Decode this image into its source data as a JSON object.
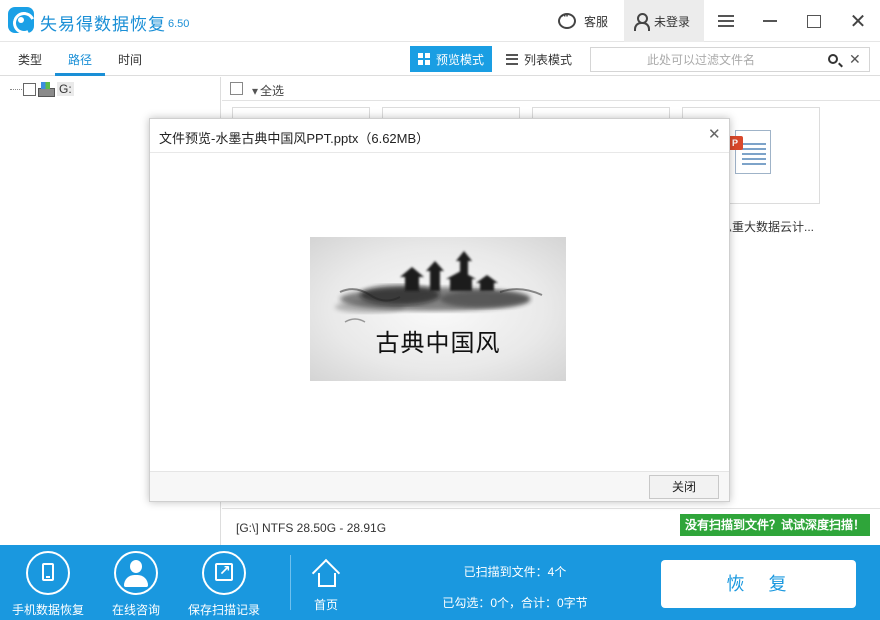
{
  "app": {
    "title": "失易得数据恢复",
    "version": "6.50"
  },
  "header": {
    "support_label": "客服",
    "login_label": "未登录"
  },
  "tabs": [
    {
      "label": "类型"
    },
    {
      "label": "路径"
    },
    {
      "label": "时间"
    }
  ],
  "view_modes": {
    "preview_label": "预览模式",
    "list_label": "列表模式"
  },
  "filter": {
    "placeholder": "此处可以过滤文件名"
  },
  "tree": {
    "drive_label": "G:"
  },
  "toolbar": {
    "select_all_label": "全选"
  },
  "files": [
    {
      "name": ""
    },
    {
      "name": ""
    },
    {
      "name": ""
    },
    {
      "name": "急重大数据云计..."
    }
  ],
  "status": {
    "drive_info": "[G:\\] NTFS 28.50G - 28.91G",
    "deep_scan_label": "没有扫描到文件？试试深度扫描！"
  },
  "bottom": {
    "mobile_label": "手机数据恢复",
    "consult_label": "在线咨询",
    "save_scan_label": "保存扫描记录",
    "home_label": "首页",
    "scanned_text": "已扫描到文件：4个",
    "selected_text": "已勾选：0个，合计：0字节",
    "recover_label": "恢复"
  },
  "dialog": {
    "title": "文件预览-水墨古典中国风PPT.pptx（6.62MB）",
    "slide_title": "古典中国风",
    "close_button_label": "关闭"
  },
  "colors": {
    "accent": "#1a98df",
    "deep_scan": "#2fa53a",
    "ppt_badge": "#d9482b"
  }
}
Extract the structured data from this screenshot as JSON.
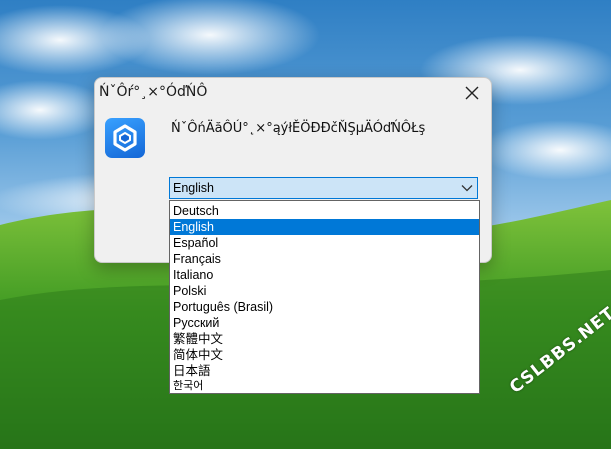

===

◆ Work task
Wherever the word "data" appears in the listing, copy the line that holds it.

◆ Answer to this problem
Decode this image into its source data as a JSON object.
Extract the structured data from this screenshot as JSON.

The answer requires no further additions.